37 Years Ago: Paul Simon Wears a Turkey Suit on ‘Saturday Night Live’
If you can’t help hearing the strains of Paul Simon‘s 1975 hit ‘Still Crazy After All These Years’ every time you look at a turkey, this anniversary post is for you.
Yes, this week we’re celebrating the fact that 37 years ago, Paul Simon walked out in front of a live studio audience for a ‘Saturday Night Live‘ segment that featured him dressed as a turkey and crooning the title track from his latest album. Of course, he only made it through a few bars of ‘Still Crazy,’ but the image of Simon in that ridiculous getup remains indelible after all these years (Ha! Get it?), partly because it ran so wonderfully counter to his serious persona — something he addressed in the monologue that went along with the skit.

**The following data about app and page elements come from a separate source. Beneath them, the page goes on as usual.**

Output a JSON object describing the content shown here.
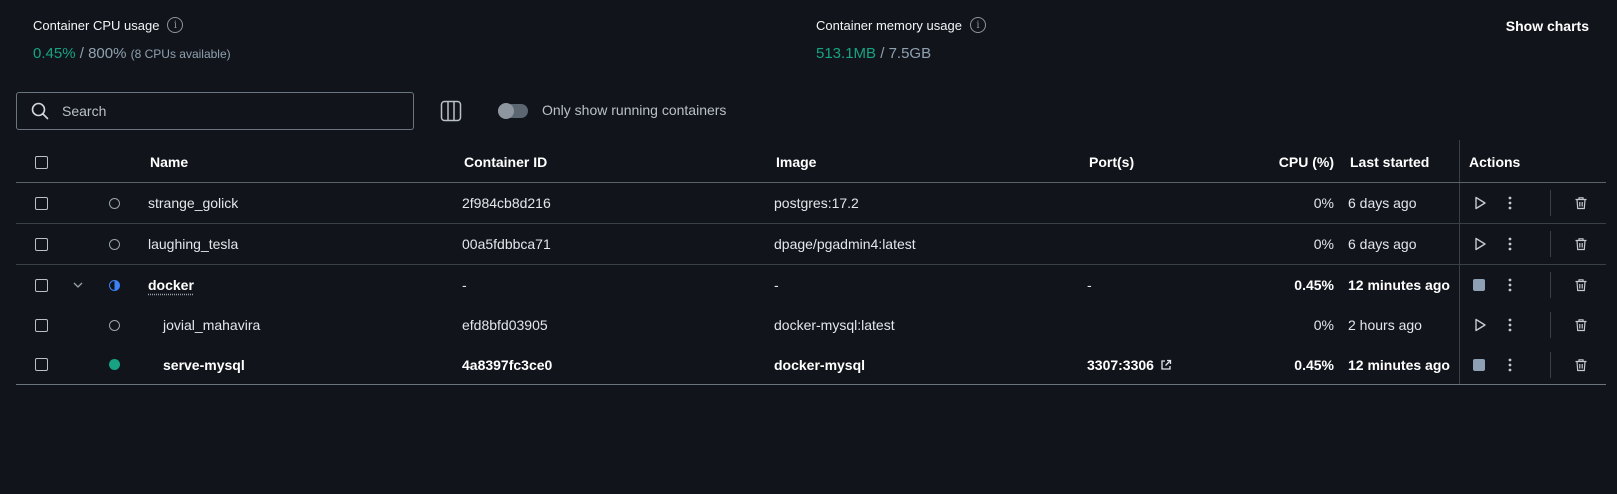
{
  "stats": {
    "cpu": {
      "title": "Container CPU usage",
      "used": "0.45%",
      "separator": " / ",
      "total": "800%",
      "note": "(8 CPUs available)"
    },
    "memory": {
      "title": "Container memory usage",
      "used": "513.1MB",
      "separator": " / ",
      "total": "7.5GB"
    },
    "show_charts": "Show charts"
  },
  "toolbar": {
    "search_placeholder": "Search",
    "toggle_label": "Only show running containers",
    "toggle_on": false
  },
  "table": {
    "headers": {
      "name": "Name",
      "container_id": "Container ID",
      "image": "Image",
      "ports": "Port(s)",
      "cpu": "CPU (%)",
      "last_started": "Last started",
      "actions": "Actions"
    },
    "rows": [
      {
        "name": "strange_golick",
        "container_id": "2f984cb8d216",
        "image": "postgres:17.2",
        "ports": "",
        "cpu": "0%",
        "last_started": "6 days ago",
        "status": "stopped"
      },
      {
        "name": "laughing_tesla",
        "container_id": "00a5fdbbca71",
        "image": "dpage/pgadmin4:latest",
        "ports": "",
        "cpu": "0%",
        "last_started": "6 days ago",
        "status": "stopped"
      },
      {
        "name": "docker",
        "container_id": "-",
        "image": "-",
        "ports": "-",
        "cpu": "0.45%",
        "last_started": "12 minutes ago",
        "status": "partial"
      },
      {
        "name": "jovial_mahavira",
        "container_id": "efd8bfd03905",
        "image": "docker-mysql:latest",
        "ports": "",
        "cpu": "0%",
        "last_started": "2 hours ago",
        "status": "stopped"
      },
      {
        "name": "serve-mysql",
        "container_id": "4a8397fc3ce0",
        "image": "docker-mysql",
        "ports": "3307:3306",
        "cpu": "0.45%",
        "last_started": "12 minutes ago",
        "status": "running"
      }
    ]
  },
  "icons": {
    "search": "search-icon",
    "info": "info-icon",
    "columns": "columns-icon",
    "play": "play-icon",
    "stop": "stop-icon",
    "more": "more-vertical-icon",
    "delete": "trash-icon",
    "chevron": "chevron-down-icon",
    "external": "external-link-icon"
  },
  "colors": {
    "background": "#11151b",
    "accent_green": "#17a383",
    "partial_blue": "#3b82f6"
  }
}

“You know, I said, when the turkey concept was first brought up, I said there’s a very good chance I’m gonna end up looking stupid if I come out wearing it,” Simon told the audience. “I mean, everyone said, ‘Oh, it’s Thanksgiving, go ahead.’
“You know, I felt it was not in any way in keeping with my image, the lyrics, ‘The Boxer,’ any of these songs. They said, ‘Hey, you know, you take yourself soooo seriously. Why don’t you stop taking yourself soooo seriously for a while and loosen up a little bit, and maybe people will laugh. You want to be Mr. Alienation, you can be Mr. Alienation.’ Well, I didn’t want to be Mr. Alienation. I want to be a regular guy, but I feel this has just been a disaster. I’m sorry. I’m just gonna go and change.”
At which point Simon left the stage, only to be stopped by ‘SNL’ producer Lorne Michaels, who thought the performance was “wonderful” but was willing to let Simon be done with the whole thing and go change — if only Simon could get himself through the door frame in his turkey suit. A very funny skit, all in all, and we’d embed it here if we could, but it’s only available to Hulu Plus users — so if you can remember seeing the full-length show in all its glory, there’s another thing to be thankful for this holiday season.